Although the entries contain pictures, the copy should hold only their exact text.

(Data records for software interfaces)
++++++++++
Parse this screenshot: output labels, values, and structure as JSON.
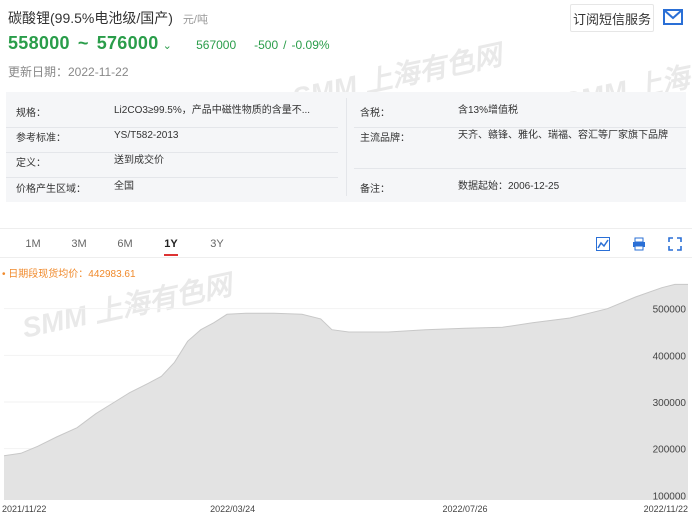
{
  "header": {
    "title": "碳酸锂(99.5%电池级/国产)",
    "unit": "元/吨",
    "subscribe_label": "订阅短信服务",
    "mail_icon": "mail-icon"
  },
  "price": {
    "low": "558000",
    "tilde": "~",
    "high": "576000",
    "trend_glyph": "⌄",
    "average": "567000",
    "change": "-500",
    "separator": "/",
    "change_pct": "-0.09%",
    "updated": "更新日期：2022-11-22"
  },
  "colors": {
    "up_down_green": "#2a9d4a",
    "legend_orange": "#f08a2c",
    "active_tab_red": "#dd3333",
    "area_fill": "#e3e3e3",
    "line": "#c8c8c8"
  },
  "info": {
    "left": [
      {
        "key": "规格：",
        "value": "Li2CO3≥99.5%，产品中磁性物质的含量不..."
      },
      {
        "key": "参考标准：",
        "value": "YS/T582-2013"
      },
      {
        "key": "定义：",
        "value": "送到成交价"
      },
      {
        "key": "价格产生区域：",
        "value": "全国"
      }
    ],
    "right": [
      {
        "key": "含税：",
        "value": "含13%增值税"
      },
      {
        "key": "主流品牌：",
        "value": "天齐、赣锋、雅化、瑞福、容汇等厂家旗下品牌"
      },
      {
        "key": "备注：",
        "value": "数据起始：2006-12-25"
      }
    ]
  },
  "range_tabs": [
    "1M",
    "3M",
    "6M",
    "1Y",
    "3Y"
  ],
  "active_tab": "1Y",
  "tools": [
    "table-icon",
    "print-icon",
    "fullscreen-icon"
  ],
  "legend": "• 日期段现货均价：442983.61",
  "watermarks": [
    "SMM 上海有色网",
    "SMM 上海有色网",
    "SMM 上海有色网"
  ],
  "chart_data": {
    "type": "area",
    "title": "",
    "xlabel": "",
    "ylabel": "",
    "ylim": [
      90000,
      600000
    ],
    "y_ticks": [
      100000,
      200000,
      300000,
      400000,
      500000
    ],
    "x_ticks": [
      "2021/11/22",
      "2022/03/24",
      "2022/07/26",
      "2022/11/22"
    ],
    "x_start": "2021-11-22",
    "x_end": "2022-11-22",
    "series": [
      {
        "points": [
          [
            "2021-11-22",
            185000
          ],
          [
            "2021-12-01",
            190000
          ],
          [
            "2021-12-10",
            205000
          ],
          [
            "2021-12-20",
            225000
          ],
          [
            "2021-12-31",
            245000
          ],
          [
            "2022-01-10",
            275000
          ],
          [
            "2022-01-20",
            300000
          ],
          [
            "2022-01-28",
            320000
          ],
          [
            "2022-02-07",
            340000
          ],
          [
            "2022-02-14",
            355000
          ],
          [
            "2022-02-21",
            385000
          ],
          [
            "2022-02-28",
            430000
          ],
          [
            "2022-03-07",
            455000
          ],
          [
            "2022-03-14",
            470000
          ],
          [
            "2022-03-21",
            488000
          ],
          [
            "2022-03-31",
            490000
          ],
          [
            "2022-04-15",
            490000
          ],
          [
            "2022-04-30",
            488000
          ],
          [
            "2022-05-10",
            478000
          ],
          [
            "2022-05-16",
            455000
          ],
          [
            "2022-05-25",
            450000
          ],
          [
            "2022-06-15",
            450000
          ],
          [
            "2022-07-05",
            455000
          ],
          [
            "2022-07-26",
            458000
          ],
          [
            "2022-08-15",
            460000
          ],
          [
            "2022-08-31",
            470000
          ],
          [
            "2022-09-20",
            480000
          ],
          [
            "2022-10-10",
            500000
          ],
          [
            "2022-10-25",
            525000
          ],
          [
            "2022-11-08",
            545000
          ],
          [
            "2022-11-15",
            552000
          ],
          [
            "2022-11-22",
            552000
          ]
        ]
      }
    ]
  }
}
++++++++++
▶ **Solution to this task**
Parse this screenshot: output labels, values, and structure as JSON.
{
  "header": {
    "title": "碳酸锂(99.5%电池级/国产)",
    "unit": "元/吨",
    "subscribe_label": "订阅短信服务",
    "mail_icon": "mail-icon"
  },
  "price": {
    "low": "558000",
    "tilde": "~",
    "high": "576000",
    "trend_glyph": "⌄",
    "average": "567000",
    "change": "-500",
    "separator": "/",
    "change_pct": "-0.09%",
    "updated": "更新日期：2022-11-22"
  },
  "colors": {
    "up_down_green": "#2a9d4a",
    "legend_orange": "#f08a2c",
    "active_tab_red": "#dd3333",
    "area_fill": "#e3e3e3",
    "line": "#c8c8c8"
  },
  "info": {
    "left": [
      {
        "key": "规格：",
        "value": "Li2CO3≥99.5%，产品中磁性物质的含量不..."
      },
      {
        "key": "参考标准：",
        "value": "YS/T582-2013"
      },
      {
        "key": "定义：",
        "value": "送到成交价"
      },
      {
        "key": "价格产生区域：",
        "value": "全国"
      }
    ],
    "right": [
      {
        "key": "含税：",
        "value": "含13%增值税"
      },
      {
        "key": "主流品牌：",
        "value": "天齐、赣锋、雅化、瑞福、容汇等厂家旗下品牌"
      },
      {
        "key": "备注：",
        "value": "数据起始：2006-12-25"
      }
    ]
  },
  "range_tabs": [
    "1M",
    "3M",
    "6M",
    "1Y",
    "3Y"
  ],
  "active_tab": "1Y",
  "tools": [
    "table-icon",
    "print-icon",
    "fullscreen-icon"
  ],
  "legend": "• 日期段现货均价：442983.61",
  "watermarks": [
    "SMM 上海有色网",
    "SMM 上海有色网",
    "SMM 上海有色网"
  ],
  "chart_data": {
    "type": "area",
    "title": "",
    "xlabel": "",
    "ylabel": "",
    "ylim": [
      90000,
      600000
    ],
    "y_ticks": [
      100000,
      200000,
      300000,
      400000,
      500000
    ],
    "x_ticks": [
      "2021/11/22",
      "2022/03/24",
      "2022/07/26",
      "2022/11/22"
    ],
    "x_start": "2021-11-22",
    "x_end": "2022-11-22",
    "series": [
      {
        "points": [
          [
            "2021-11-22",
            185000
          ],
          [
            "2021-12-01",
            190000
          ],
          [
            "2021-12-10",
            205000
          ],
          [
            "2021-12-20",
            225000
          ],
          [
            "2021-12-31",
            245000
          ],
          [
            "2022-01-10",
            275000
          ],
          [
            "2022-01-20",
            300000
          ],
          [
            "2022-01-28",
            320000
          ],
          [
            "2022-02-07",
            340000
          ],
          [
            "2022-02-14",
            355000
          ],
          [
            "2022-02-21",
            385000
          ],
          [
            "2022-02-28",
            430000
          ],
          [
            "2022-03-07",
            455000
          ],
          [
            "2022-03-14",
            470000
          ],
          [
            "2022-03-21",
            488000
          ],
          [
            "2022-03-31",
            490000
          ],
          [
            "2022-04-15",
            490000
          ],
          [
            "2022-04-30",
            488000
          ],
          [
            "2022-05-10",
            478000
          ],
          [
            "2022-05-16",
            455000
          ],
          [
            "2022-05-25",
            450000
          ],
          [
            "2022-06-15",
            450000
          ],
          [
            "2022-07-05",
            455000
          ],
          [
            "2022-07-26",
            458000
          ],
          [
            "2022-08-15",
            460000
          ],
          [
            "2022-08-31",
            470000
          ],
          [
            "2022-09-20",
            480000
          ],
          [
            "2022-10-10",
            500000
          ],
          [
            "2022-10-25",
            525000
          ],
          [
            "2022-11-08",
            545000
          ],
          [
            "2022-11-15",
            552000
          ],
          [
            "2022-11-22",
            552000
          ]
        ]
      }
    ]
  }
}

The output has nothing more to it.